Lidge thinks relievers like and have bright futures. He thinks has the stuff to close, but he needs to take that next step.

"He has wipeout closer stuff," Lidge said. "As soon as learns to breathe out there, takes deep breaths between pitches, calms himself down … It's a hard thing to do when there's a runner on second base in a tie game. As soon as you can develop some comfort, he'll be able to revert back to that great stuff and attack hitters."

Since he last pitched in the big leagues in 2012, Lidge, 40, earned his master's degree in Roman archaeology from the University of Leicester. He still goes on archaeological digs in Italy, with another one planned this summer. He currently works as a host on MLB Network Radio, but he plans to devote most of his time to his family in Colorado.

But in the future, once his children are older, Lidge sees himself getting more involved in baseball. Comcast SportsNet has courted him as a broadcaster, but he is more interested in coaching.

"It's hard for me to watch games and not want to be involved," Lidge said. "The radio is great, but it's not scratching the itch to be hands-on and be involved a little bit. I like being outside with them.
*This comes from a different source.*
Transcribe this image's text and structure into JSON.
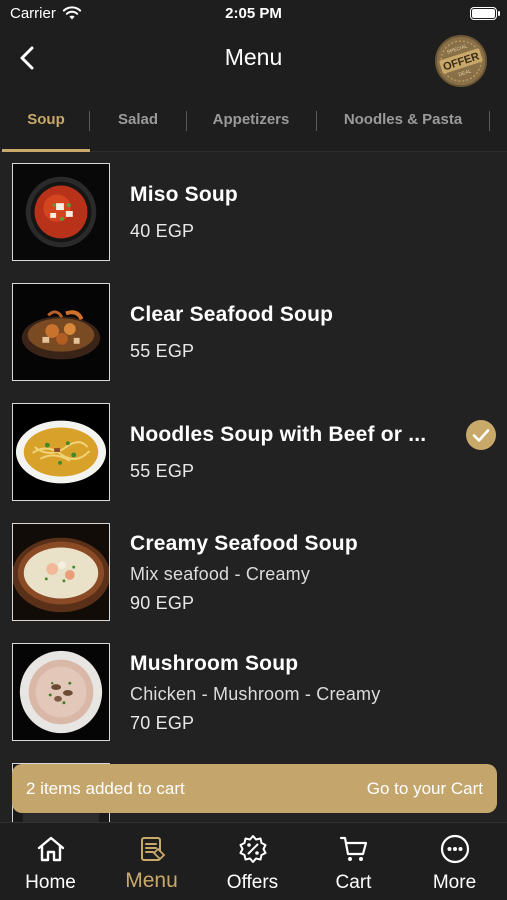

I like catching the guys and seeing what's coming out of their hand. That's more exciting for me."